__TASK GOAL__: Apart from the pictures, every line below needs to be reproduced verbatim.

- Opening Delimiter -

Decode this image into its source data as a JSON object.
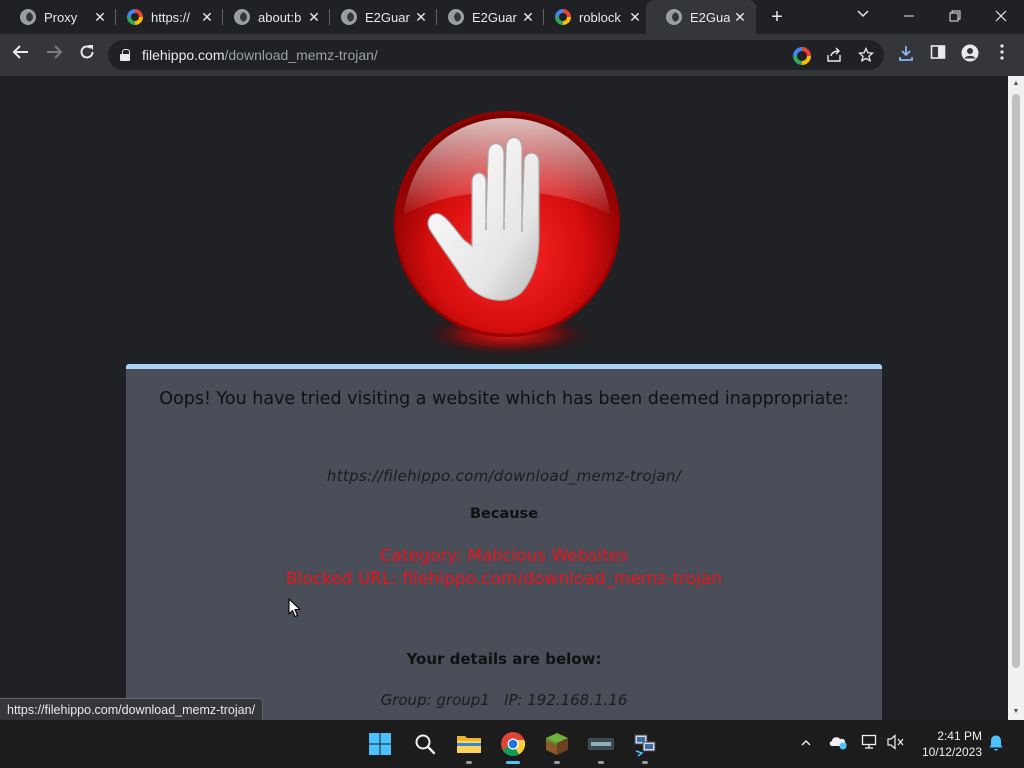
{
  "tabs": [
    {
      "title": "Proxy",
      "icon": "globe-icon"
    },
    {
      "title": "https://",
      "icon": "google-icon"
    },
    {
      "title": "about:b",
      "icon": "globe-icon"
    },
    {
      "title": "E2Guar",
      "icon": "globe-icon"
    },
    {
      "title": "E2Guar",
      "icon": "globe-icon"
    },
    {
      "title": "roblock",
      "icon": "google-icon"
    },
    {
      "title": "E2Guar",
      "icon": "globe-icon",
      "active": true
    }
  ],
  "omnibox": {
    "host": "filehippo.com",
    "path": "/download_memz-trojan/"
  },
  "page": {
    "headline": "Oops! You have tried visiting a website which has been deemed inappropriate:",
    "blocked_url": "https://filehippo.com/download_memz-trojan/",
    "because": "Because",
    "category": "Category: Malicious Websites",
    "blocked_line": "Blocked URL: filehippo.com/download_memz-trojan",
    "details_title": "Your details are below:",
    "details": "Group: group1   IP: 192.168.1.16"
  },
  "status_url": "https://filehippo.com/download_memz-trojan/",
  "clock": {
    "time": "2:41 PM",
    "date": "10/12/2023"
  },
  "colors": {
    "panel_bg": "#4a4e59",
    "panel_top_border": "#a4d4f6",
    "reason_text": "#e8141c",
    "page_bg": "#202124"
  }
}
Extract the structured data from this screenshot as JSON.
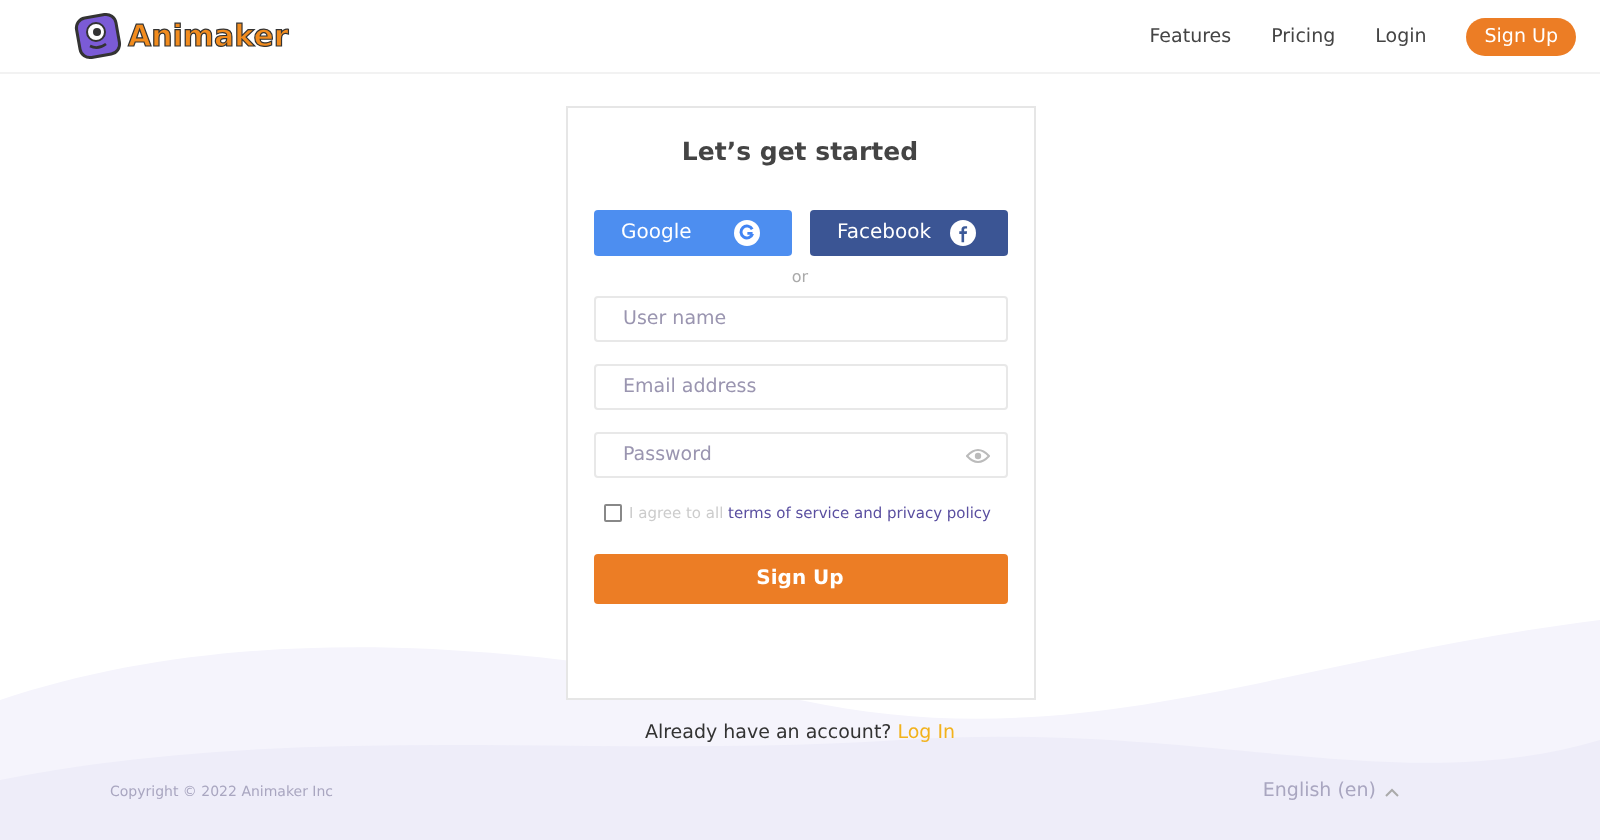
{
  "header": {
    "logo": "Animaker",
    "nav": [
      {
        "label": "Features",
        "kind": "link"
      },
      {
        "label": "Pricing",
        "kind": "link"
      },
      {
        "label": "Login",
        "kind": "link"
      },
      {
        "label": "Sign Up",
        "kind": "button"
      }
    ]
  },
  "card": {
    "title": "Let’s get started",
    "social": [
      {
        "label": "Google",
        "kind": "google"
      },
      {
        "label": "Facebook",
        "kind": "facebook"
      }
    ],
    "divider": "or",
    "fields": [
      {
        "placeholder": "User name",
        "kind": "text"
      },
      {
        "placeholder": "Email address",
        "kind": "text"
      },
      {
        "placeholder": "Password",
        "kind": "password"
      }
    ],
    "agree": {
      "checked": false,
      "text": "I agree to all",
      "link": "terms of service and privacy policy"
    },
    "submit": "Sign Up"
  },
  "login_prompt": {
    "text": "Already have an account?",
    "link": "Log In"
  },
  "footer": {
    "copyright": "Copyright © 2022 Animaker Inc",
    "language": "English (en)"
  }
}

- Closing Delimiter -

__RESULT FOR THIS EXERCISE__:
Decode this image into its source data as a JSON object.
{
  "tabs": [
    {
      "title": "Proxy",
      "icon": "globe-icon"
    },
    {
      "title": "https://",
      "icon": "google-icon"
    },
    {
      "title": "about:b",
      "icon": "globe-icon"
    },
    {
      "title": "E2Guar",
      "icon": "globe-icon"
    },
    {
      "title": "E2Guar",
      "icon": "globe-icon"
    },
    {
      "title": "roblock",
      "icon": "google-icon"
    },
    {
      "title": "E2Guar",
      "icon": "globe-icon",
      "active": true
    }
  ],
  "omnibox": {
    "host": "filehippo.com",
    "path": "/download_memz-trojan/"
  },
  "page": {
    "headline": "Oops! You have tried visiting a website which has been deemed inappropriate:",
    "blocked_url": "https://filehippo.com/download_memz-trojan/",
    "because": "Because",
    "category": "Category: Malicious Websites",
    "blocked_line": "Blocked URL: filehippo.com/download_memz-trojan",
    "details_title": "Your details are below:",
    "details": "Group: group1   IP: 192.168.1.16"
  },
  "status_url": "https://filehippo.com/download_memz-trojan/",
  "clock": {
    "time": "2:41 PM",
    "date": "10/12/2023"
  },
  "colors": {
    "panel_bg": "#4a4e59",
    "panel_top_border": "#a4d4f6",
    "reason_text": "#e8141c",
    "page_bg": "#202124"
  }
}
Extract the structured data from this screenshot as JSON.
{
  "header": {
    "logo": "Animaker",
    "nav": [
      {
        "label": "Features",
        "kind": "link"
      },
      {
        "label": "Pricing",
        "kind": "link"
      },
      {
        "label": "Login",
        "kind": "link"
      },
      {
        "label": "Sign Up",
        "kind": "button"
      }
    ]
  },
  "card": {
    "title": "Let’s get started",
    "social": [
      {
        "label": "Google",
        "kind": "google"
      },
      {
        "label": "Facebook",
        "kind": "facebook"
      }
    ],
    "divider": "or",
    "fields": [
      {
        "placeholder": "User name",
        "kind": "text"
      },
      {
        "placeholder": "Email address",
        "kind": "text"
      },
      {
        "placeholder": "Password",
        "kind": "password"
      }
    ],
    "agree": {
      "checked": false,
      "text": "I agree to all",
      "link": "terms of service and privacy policy"
    },
    "submit": "Sign Up"
  },
  "login_prompt": {
    "text": "Already have an account?",
    "link": "Log In"
  },
  "footer": {
    "copyright": "Copyright © 2022 Animaker Inc",
    "language": "English (en)"
  }
}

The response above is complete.